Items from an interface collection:
════

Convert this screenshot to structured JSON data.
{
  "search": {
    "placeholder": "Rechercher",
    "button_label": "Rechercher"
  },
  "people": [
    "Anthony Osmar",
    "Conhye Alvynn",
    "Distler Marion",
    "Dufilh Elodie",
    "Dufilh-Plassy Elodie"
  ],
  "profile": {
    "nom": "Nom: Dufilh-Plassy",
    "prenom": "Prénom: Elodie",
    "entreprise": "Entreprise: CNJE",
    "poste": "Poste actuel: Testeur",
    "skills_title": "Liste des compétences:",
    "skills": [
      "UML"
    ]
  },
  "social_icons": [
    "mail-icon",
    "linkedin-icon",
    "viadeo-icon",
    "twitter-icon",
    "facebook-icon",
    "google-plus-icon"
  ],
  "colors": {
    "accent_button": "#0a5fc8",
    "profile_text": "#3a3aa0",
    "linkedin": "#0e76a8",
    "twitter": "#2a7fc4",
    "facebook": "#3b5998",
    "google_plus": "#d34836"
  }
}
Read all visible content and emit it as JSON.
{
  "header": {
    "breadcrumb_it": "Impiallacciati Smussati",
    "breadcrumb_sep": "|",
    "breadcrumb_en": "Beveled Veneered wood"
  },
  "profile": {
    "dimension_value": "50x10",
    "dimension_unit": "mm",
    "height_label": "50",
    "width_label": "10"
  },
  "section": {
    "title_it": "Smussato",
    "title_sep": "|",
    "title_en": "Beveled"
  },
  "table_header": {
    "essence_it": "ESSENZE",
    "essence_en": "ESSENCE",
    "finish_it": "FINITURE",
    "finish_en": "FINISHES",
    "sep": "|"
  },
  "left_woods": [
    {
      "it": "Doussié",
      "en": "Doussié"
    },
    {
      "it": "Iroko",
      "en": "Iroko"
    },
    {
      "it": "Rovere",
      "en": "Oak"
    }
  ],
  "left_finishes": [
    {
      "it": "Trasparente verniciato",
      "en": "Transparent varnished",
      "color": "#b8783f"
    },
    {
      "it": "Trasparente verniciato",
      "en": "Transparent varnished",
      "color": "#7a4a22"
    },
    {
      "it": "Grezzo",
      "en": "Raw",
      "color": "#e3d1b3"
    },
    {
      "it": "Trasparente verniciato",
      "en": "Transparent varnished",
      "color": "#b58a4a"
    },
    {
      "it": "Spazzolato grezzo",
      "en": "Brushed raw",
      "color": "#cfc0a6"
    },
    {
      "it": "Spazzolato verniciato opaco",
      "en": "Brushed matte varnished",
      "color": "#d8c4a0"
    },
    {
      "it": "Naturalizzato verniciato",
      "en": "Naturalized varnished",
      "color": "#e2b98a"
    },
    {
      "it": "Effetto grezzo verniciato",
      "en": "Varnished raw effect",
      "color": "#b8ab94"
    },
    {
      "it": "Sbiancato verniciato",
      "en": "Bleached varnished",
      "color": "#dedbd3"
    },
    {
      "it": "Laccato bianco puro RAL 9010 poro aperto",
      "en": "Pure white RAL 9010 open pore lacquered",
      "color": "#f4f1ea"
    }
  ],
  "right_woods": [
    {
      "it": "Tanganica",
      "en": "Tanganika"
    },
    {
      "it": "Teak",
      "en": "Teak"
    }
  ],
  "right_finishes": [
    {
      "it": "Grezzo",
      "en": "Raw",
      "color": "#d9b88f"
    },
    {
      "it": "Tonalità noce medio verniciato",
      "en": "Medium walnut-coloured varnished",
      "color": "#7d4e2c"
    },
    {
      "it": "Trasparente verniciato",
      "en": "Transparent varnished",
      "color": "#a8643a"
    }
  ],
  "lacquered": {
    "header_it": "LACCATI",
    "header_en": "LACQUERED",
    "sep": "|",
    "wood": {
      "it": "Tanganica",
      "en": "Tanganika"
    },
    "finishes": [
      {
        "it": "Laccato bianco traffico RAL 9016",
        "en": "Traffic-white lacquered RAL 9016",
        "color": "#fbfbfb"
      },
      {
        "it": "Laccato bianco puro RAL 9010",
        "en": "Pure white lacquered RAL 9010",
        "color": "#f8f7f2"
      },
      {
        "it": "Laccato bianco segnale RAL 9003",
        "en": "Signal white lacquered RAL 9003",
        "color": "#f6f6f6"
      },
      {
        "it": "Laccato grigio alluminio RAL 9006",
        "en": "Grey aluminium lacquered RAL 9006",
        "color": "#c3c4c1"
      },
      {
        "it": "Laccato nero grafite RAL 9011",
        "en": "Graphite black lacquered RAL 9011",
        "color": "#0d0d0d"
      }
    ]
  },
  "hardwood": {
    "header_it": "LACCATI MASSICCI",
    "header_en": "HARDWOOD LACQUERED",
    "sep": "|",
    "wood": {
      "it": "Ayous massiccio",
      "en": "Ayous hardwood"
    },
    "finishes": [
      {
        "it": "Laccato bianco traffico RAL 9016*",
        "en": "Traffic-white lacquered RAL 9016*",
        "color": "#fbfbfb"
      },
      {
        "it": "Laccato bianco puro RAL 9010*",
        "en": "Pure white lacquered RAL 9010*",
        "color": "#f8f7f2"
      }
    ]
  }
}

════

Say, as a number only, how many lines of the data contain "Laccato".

8